Geoff Burke, our resident plumbing expert and guest writer, wants to help you avoid spending your hard earned cash on an unnecessary house call from a plumber. He’s here to share some tips on “how NOT to call the plumber”. This month, he’s here with four things you should know when tackling plumbing projects around your house.
How NOT to call a plumber
Over the years, we seem to get an influx of calls following long weekends. These seem to be the times that you’re finally going to tackle that leaking faucet, replace the old toilet, or clear up a slow sink. Inevitably, these things often do not go to plan and lead to calls from frustrated spouses or those brave enough to admit defeat! Let’s see what we can do to lessen those calls.
We’re going to go through the 4 most common mistakes DIY plumbers make.
Too Much Draino
OK, you’ve heard me say it before – even one drop of a drain cleaner would be considered too much in my eyes. While they may work (sometimes) in the short term, you are creating a much larger issue for yourself in the future. Not only will drain cleaners corrode pipes over time (meaning breaking open wall/floors to replace them), but they will also sometimes interact with whatever is in the drain and make the blockage worse. If a drain cleaner doesn’t resolve the issue, it will sit there in the pipe – when mixed with the blockage, it will turn into a white substance that has the same consistency as a bar of soap and often close the entire drain. As you can imagine, this is very difficult for us to clear when we finally get the call!
Wrong Toilet Placement
This is another one we get all the time. Someone has tried to replace the toilet (a seemingly simple thing to do) and a week later they start to notice some water damage in the ceiling. As a DIY’er, you know you’ve messed up. You also even know what the problem is! As you were setting that toilet down onto the wax ring, you couldn’t quite get it right – the toilet kept hitting the bolts, it was heavy and awkward to set down so you couldn’t line it up properly, or maybe you even felt the gasket move as you were finally setting it in place.

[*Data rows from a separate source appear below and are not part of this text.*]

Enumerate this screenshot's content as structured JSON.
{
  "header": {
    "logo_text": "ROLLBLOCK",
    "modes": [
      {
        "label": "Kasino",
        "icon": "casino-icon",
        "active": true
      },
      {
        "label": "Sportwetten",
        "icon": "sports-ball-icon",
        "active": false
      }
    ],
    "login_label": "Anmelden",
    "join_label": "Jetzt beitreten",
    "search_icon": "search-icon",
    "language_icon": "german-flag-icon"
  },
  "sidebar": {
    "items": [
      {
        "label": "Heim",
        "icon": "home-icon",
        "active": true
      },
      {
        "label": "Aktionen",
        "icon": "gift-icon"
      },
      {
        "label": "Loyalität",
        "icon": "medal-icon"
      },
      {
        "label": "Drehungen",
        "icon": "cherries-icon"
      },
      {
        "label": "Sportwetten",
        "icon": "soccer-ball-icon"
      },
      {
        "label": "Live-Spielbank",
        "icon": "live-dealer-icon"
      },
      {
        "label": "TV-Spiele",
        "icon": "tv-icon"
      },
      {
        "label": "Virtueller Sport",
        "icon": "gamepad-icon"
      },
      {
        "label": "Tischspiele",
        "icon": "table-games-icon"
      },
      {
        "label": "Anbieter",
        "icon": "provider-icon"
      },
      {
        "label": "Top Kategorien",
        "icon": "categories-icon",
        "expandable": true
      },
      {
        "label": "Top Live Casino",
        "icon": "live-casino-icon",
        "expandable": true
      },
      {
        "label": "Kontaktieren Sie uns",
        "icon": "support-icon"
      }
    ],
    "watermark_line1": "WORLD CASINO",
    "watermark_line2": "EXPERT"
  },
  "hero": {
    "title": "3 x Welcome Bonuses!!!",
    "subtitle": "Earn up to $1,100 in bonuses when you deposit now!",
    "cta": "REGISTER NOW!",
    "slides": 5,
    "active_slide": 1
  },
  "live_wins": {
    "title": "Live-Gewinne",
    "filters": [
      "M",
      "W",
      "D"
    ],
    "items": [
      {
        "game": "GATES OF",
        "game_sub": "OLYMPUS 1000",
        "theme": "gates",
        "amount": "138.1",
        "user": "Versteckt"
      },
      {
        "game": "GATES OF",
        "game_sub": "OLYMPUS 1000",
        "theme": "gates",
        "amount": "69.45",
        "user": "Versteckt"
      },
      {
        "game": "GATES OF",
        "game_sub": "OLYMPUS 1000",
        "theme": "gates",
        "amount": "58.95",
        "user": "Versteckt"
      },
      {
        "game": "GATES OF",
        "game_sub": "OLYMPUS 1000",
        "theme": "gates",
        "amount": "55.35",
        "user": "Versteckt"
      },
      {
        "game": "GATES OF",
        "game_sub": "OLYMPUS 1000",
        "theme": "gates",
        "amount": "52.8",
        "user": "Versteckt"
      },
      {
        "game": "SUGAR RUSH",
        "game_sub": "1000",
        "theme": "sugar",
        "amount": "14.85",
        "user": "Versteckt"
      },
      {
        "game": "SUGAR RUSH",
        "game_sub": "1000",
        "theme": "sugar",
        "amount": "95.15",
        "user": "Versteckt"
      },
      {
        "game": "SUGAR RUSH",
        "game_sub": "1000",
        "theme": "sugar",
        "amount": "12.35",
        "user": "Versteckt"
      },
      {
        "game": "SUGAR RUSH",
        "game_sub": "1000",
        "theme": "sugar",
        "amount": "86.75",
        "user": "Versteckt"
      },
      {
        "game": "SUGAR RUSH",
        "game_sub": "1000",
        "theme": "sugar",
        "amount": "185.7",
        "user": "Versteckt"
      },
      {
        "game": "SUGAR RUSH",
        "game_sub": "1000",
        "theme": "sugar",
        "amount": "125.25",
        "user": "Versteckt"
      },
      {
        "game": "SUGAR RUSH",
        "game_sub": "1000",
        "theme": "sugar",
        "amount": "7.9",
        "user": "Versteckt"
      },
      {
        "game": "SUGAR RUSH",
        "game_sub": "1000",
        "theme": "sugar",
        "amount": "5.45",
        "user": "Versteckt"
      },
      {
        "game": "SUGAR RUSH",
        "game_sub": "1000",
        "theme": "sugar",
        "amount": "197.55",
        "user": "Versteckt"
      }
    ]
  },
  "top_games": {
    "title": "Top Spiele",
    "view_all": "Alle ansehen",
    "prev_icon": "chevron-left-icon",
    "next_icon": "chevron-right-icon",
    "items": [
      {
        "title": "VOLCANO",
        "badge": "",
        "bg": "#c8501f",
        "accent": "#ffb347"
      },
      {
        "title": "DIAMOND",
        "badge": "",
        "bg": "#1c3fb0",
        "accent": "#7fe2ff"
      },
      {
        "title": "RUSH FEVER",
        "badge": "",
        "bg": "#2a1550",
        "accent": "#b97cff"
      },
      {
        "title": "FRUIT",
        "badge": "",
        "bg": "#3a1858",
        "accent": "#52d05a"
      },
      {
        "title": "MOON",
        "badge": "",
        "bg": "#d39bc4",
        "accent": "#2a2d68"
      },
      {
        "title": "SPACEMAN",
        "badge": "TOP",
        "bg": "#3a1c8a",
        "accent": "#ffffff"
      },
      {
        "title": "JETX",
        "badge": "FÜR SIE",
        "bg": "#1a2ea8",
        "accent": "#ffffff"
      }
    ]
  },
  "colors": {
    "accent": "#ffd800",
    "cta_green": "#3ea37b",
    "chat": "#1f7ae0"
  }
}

Plumbers typically won’t do it this way, but the easiest way for a DIY’er to set a toilet in place is to leave the tank and bowl as two separate parts, do not install the seat, and just place the bowl itself right onto the gasket. This way, the toilet is the lightest and easiest to maneuver. Take care of the other connections afterwards!
Not Turning Off the Water (Properly)
Step one of most DIY plumbing projects is to turn off the water. Although not necessary, many DIY’ers will feel the most comfortable shutting the water off to the entire house. Where things go wrong, is just because you’ve shut the water to the house, doesn’t mean that the water lines are empty (in fact, they are still under pressure!). After shutting the water off, make sure that you take the time to open a few faucets in the house (especially the basement if you have one). For example, if you are cutting a water pipe open in the basement without draining the system first, you will have the entire contents of the house’s water piping coming down on you. While this usually isn’t more than a gallon or two of water, it can definitely be nerve wracking if you don’t know what’s happening or aren’t prepared!
This one may seem a bit counterintuitive. You would think “the tighter the connection, the more it will be water tight!”. Unfortunately, that’s not always the case. This is a tough on to learn as it has a lot to do with feel; it takes time even for our apprentices to get that proper feel! Over-tightening connections will leak to pipes potentially cracking or rubber gaskets tearing. There are even some connections (for example, the connection of the water supply to the toilet), that need to be “hand tight” only!
That’s it for this week! I hope you all have a great, relaxing weekend and we’ll see you next time .